by Linda Lerner
Rat, I thought, seeing that dead animal,
could have been a small squirrel or large mouse
by the cellar steps where I put out food the night before
for two black cats I feed, but
kept coming back to rat

flung it out loud at
a white shirted tie-flung-over-his shoulder guy
ahead of me rushing thru the heavy metal subway turnstile
his hand flying back against it, smacked me in the face
blood  squirted from my nose; people offered tissues
he tossed out  sorry like a black rose,
I’m in a hurry vanishing  down the steps....

the rat outside my building was still there next morning.
I walked around it, picked up the cats’ plates
put them on the other side and quickly ran in
to wash my hands...first one rat then 
hundreds, soon a whole town infected dying,
recalling  Camus’ The Plague 

all you really need is one rat....
saw  homeless fear  in a former colleague’s eyes
a decades old best friend of  his boss, a man trying to 
show higher ups he’s keeping costs down, 
get a promotion, told him, you’re no longer needed....
over 50 is no longer needed

I kept hoping the rat would be gone each morning
that a neighbor or the part time super 
would get rid of it...

I’ve never been good at getting rid of rats 
once at a job, in my bed, my home
put up with it  longer than I should have
than anyone ever should..

the fourth morning the rat was gone from my building;
even if it was a small squirrel, as my neighbor thought,
I saw a rat...others were seen
on the terrace of  the Cipriani club at 55 Water Street
looking down at the crowd  protesting thousands of firings
looking down at scared, hungry, out of work 
for months, a year , or more, others
drinking champagne and looking down 

a crowd armed with mental pesticides  gathered around Wall  Street
quickly grew ignoring boundaries, spread 
across bridges and state lines;
In less than a week they outnumbered the 1%
looking down 

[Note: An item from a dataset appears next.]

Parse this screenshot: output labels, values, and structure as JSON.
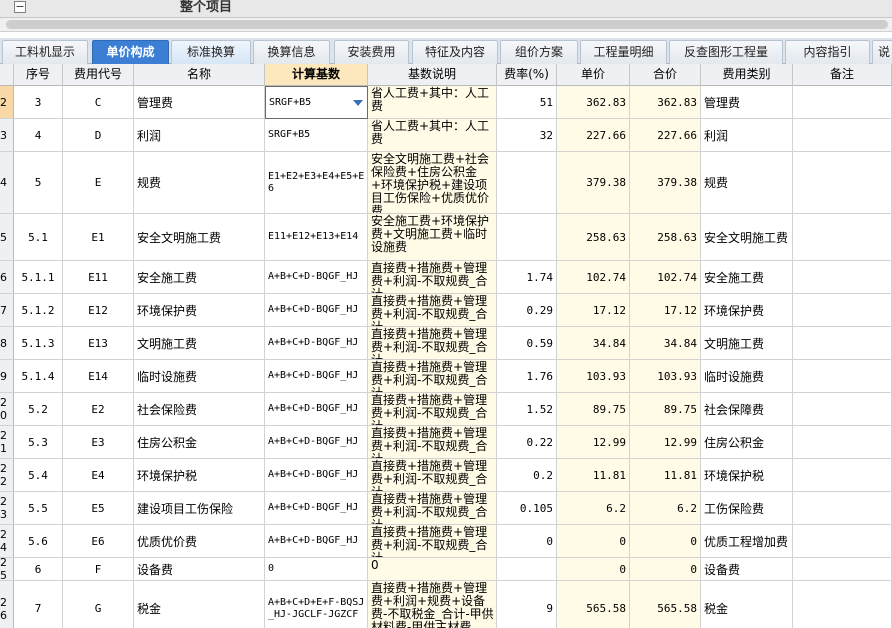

Linda Lerner's Takes Guts and Years Sometimes (New & Selected Poems) is published by New York Quarterly Press.